This is a guest post from Hew Strachan, editor (with Jonathan Bailey and Richard Iron) of British Generals in Blair’s Wars
In 2003–4 I was one of a group of five Oxford academics who set up the Changing Character of War Programme, thanks to a grant from the Leverhulme Trust. We were determined that this would be an opportunity not just to conduct academic study but also to engage with practitioners, and to that end we were extremely fortunate to engage Major General Jonathan Bailey. He had not only been the British Army’s last Director General of Development and Doctrine but also—very unusually for a British general—possessed a Ph. D. The book would not have come into being without the Programme, the Trust and the General.
Nobody then could foresee how the campaigns in Iraq and Afghanistan would dominate the next decade. Jonathan’s original focus lay on the Army’s most recent conflicts, those of the 1990s in the Gulf, Northern Ireland, Bosnia and Sierra Leone. They form the opening chapters of the book and for somebody like me—who had been brought up in the Cold War—they carried a great deal of intrinsic interest precisely because they dealt with real wars and not with conflict understood simply as theory. But the real excitement was to follow. Soon we were in a fortnightly cycle of seminars during the Oxford terms, at which officers who had recently returned from operations gave us their thoughts and reflections.
Following the campaigns in both Iraq and Afghanistan vicariously, albeit in the comfort of All Souls College, Oxford, gave me an insight into the conduct of war which I had never imagined that I—as an academic—would ever be privileged to acquire. Of course, I was not experiencing the intensity of fighting or even of service in a theatre of war. I was safe, warm and well fed. But I gained a perspective different from those who were in the field, precisely because my involvement was not broken by the rotations into and out of theatre but continued week by week. I developed a real sense of development over time—of the ways in which the character of war does indeed change as one side adapts to the enemy, to its political masters and its allies, and to the terrain and the seasons. I learnt that ‘the changing character of war’ was not just a convenient phrase, but a reflection of a core truth.
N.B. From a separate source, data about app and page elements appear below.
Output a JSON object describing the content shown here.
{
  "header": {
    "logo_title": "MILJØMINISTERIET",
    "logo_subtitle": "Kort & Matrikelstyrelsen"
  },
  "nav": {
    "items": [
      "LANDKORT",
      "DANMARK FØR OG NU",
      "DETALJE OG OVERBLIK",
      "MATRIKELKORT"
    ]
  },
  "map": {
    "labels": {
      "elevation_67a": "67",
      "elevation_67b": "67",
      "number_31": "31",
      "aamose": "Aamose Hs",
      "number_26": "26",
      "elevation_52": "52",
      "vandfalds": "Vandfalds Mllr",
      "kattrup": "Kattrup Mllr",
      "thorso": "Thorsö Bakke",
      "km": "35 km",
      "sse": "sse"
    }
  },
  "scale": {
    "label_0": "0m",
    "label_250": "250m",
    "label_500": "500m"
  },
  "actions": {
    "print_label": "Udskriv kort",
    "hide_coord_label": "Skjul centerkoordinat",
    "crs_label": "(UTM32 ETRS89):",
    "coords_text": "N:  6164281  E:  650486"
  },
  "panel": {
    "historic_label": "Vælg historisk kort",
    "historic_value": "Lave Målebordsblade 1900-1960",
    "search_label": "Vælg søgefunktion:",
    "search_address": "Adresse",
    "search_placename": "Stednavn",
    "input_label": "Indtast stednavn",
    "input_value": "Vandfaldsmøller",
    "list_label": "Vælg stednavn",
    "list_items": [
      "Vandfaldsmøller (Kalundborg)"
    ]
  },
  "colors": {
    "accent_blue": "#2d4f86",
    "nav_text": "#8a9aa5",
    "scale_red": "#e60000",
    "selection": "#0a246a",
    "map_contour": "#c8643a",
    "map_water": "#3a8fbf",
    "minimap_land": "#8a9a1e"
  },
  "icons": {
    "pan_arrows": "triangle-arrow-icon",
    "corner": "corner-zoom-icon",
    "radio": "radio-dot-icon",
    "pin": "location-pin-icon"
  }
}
For a historian, there was a further privilege. This was the first cut at a narrative, revealing details and depths untouched by the press. Much is now in the public domain, not least as a result of the evidence taken by the Chilcot enquiry. But the discussions by Tim Cross of the arrangements (or lack of them) for the post-war occupation of Iraq or by Andrew Stewart of coalition politics in MND South East were then both new and jaw-dropping.
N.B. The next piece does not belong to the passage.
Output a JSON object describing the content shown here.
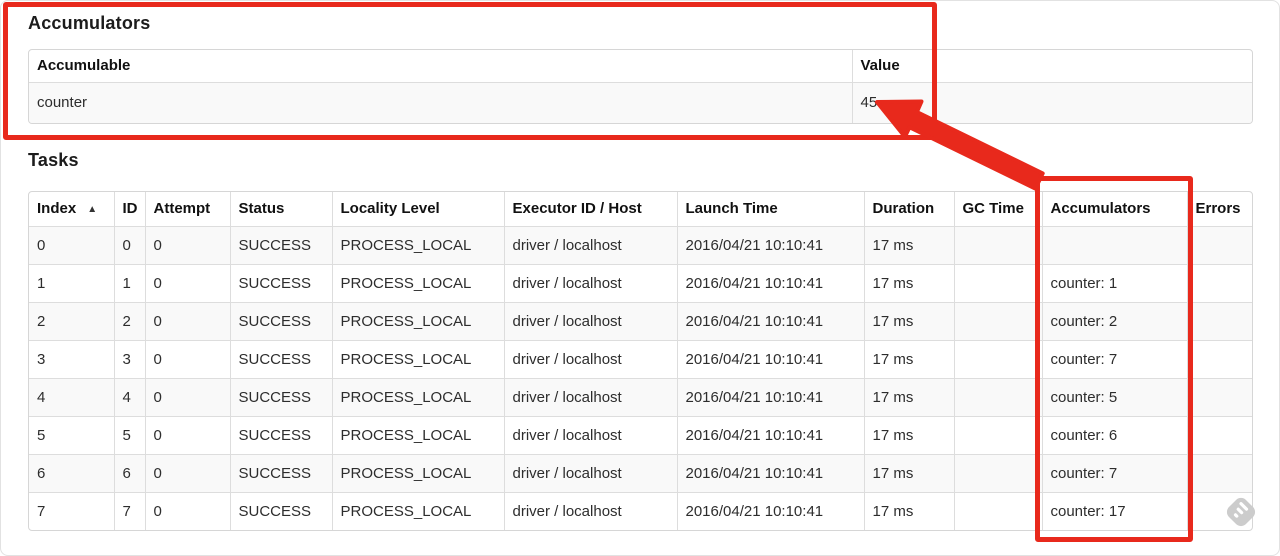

Jonathan Bailey had intended that he would edit the results into a book, but his other commitments precluded that. We were lucky that Richard Iron, himself a key figure in the British Army in Iraq as well as another very thoughtful and reflective soldier, came to Oxford on a Defence Fellowship and could begin to collate and coordinate what Jonathan had accumulated. Richard rendered what had been intended for oral delivery into prose for the page, without losing immediacy or suppressing difference. I had never imagined that, for all my role as the host at the original seminars, I would find myself figuring so prominently, both as contributor and as co-editor. It has been a privilege. It is also one which I hope will benefit the British Army as it digests the lessons of its recent conflicts, waged by an unusually intelligent and articulate group of officers.
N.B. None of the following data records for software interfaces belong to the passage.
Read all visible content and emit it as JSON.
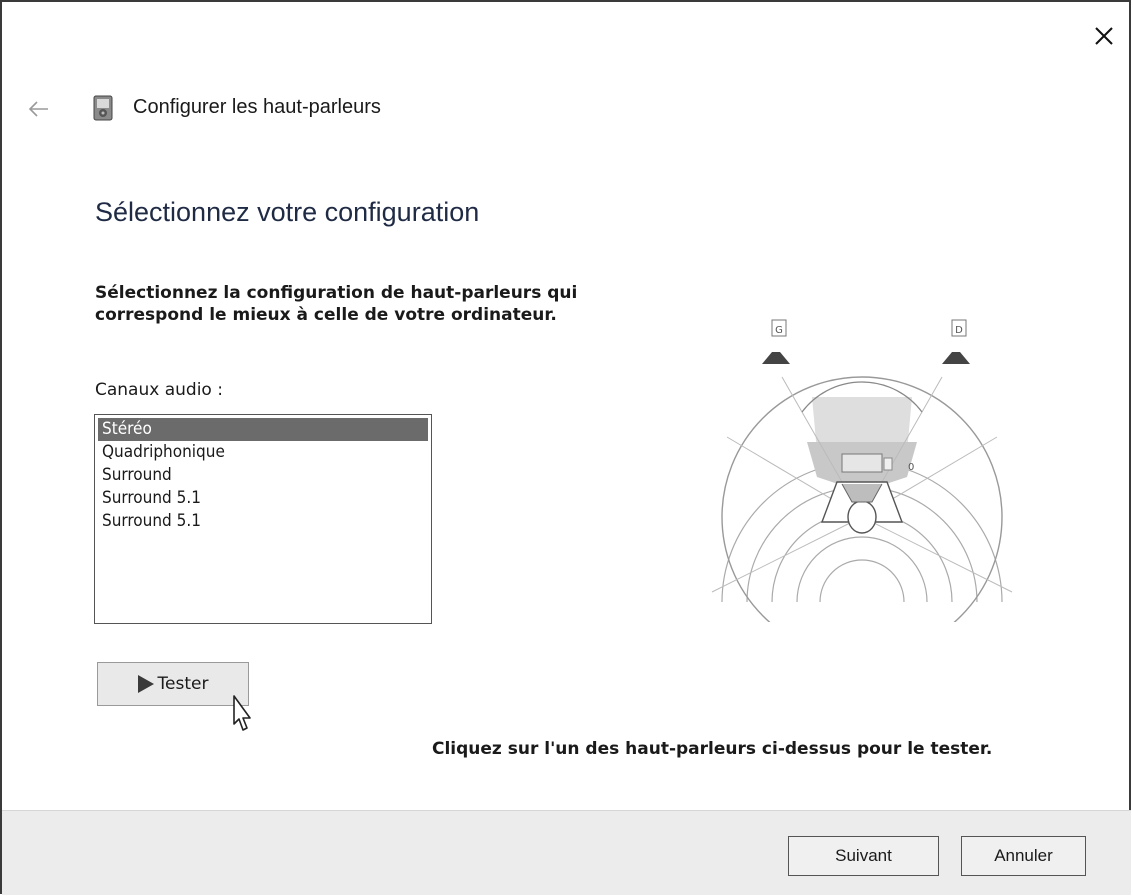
{
  "window": {
    "title": "Configurer les haut-parleurs",
    "close_label": "✕"
  },
  "page": {
    "heading": "Sélectionnez votre configuration",
    "instructions": "Sélectionnez la configuration de haut-parleurs qui correspond le mieux à celle de votre ordinateur.",
    "channels_label": "Canaux audio :"
  },
  "channels": {
    "items": [
      "Stéréo",
      "Quadriphonique",
      "Surround",
      "Surround 5.1",
      "Surround 5.1"
    ],
    "selected_index": 0
  },
  "buttons": {
    "test": "Tester",
    "next": "Suivant",
    "cancel": "Annuler"
  },
  "hint": "Cliquez sur l'un des haut-parleurs ci-dessus pour le tester.",
  "diagram": {
    "left_speaker_label": "G",
    "right_speaker_label": "D",
    "center_label": "0"
  },
  "icons": {
    "back": "back-arrow-icon",
    "header": "speaker-config-icon",
    "close": "close-icon",
    "play": "play-icon",
    "cursor": "mouse-pointer-icon"
  },
  "colors": {
    "selected_item": "#6b6b6b",
    "footer": "#ececec"
  }
}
About the author: Sir Hew Strachan is Chichele Professor of the History of War, Fellow of All Souls College, Oxford and was Director of the Oxford Programme on the Changing Character of War from its inception in 2004 until 2012. He is the author of several highly acclaimed books on military history, including European Armies and the Conduct of War (1983), The Politics of the British Army (1997), and The First World War: Volume 1: To Arms (2001). He is a member of the Commonwealth War Graves Commission and the World War I Centenary Advisory Board. He has also written extensively on strategy, and is a member of the Chief of Defence Staff’s Strategic Advisory Panel.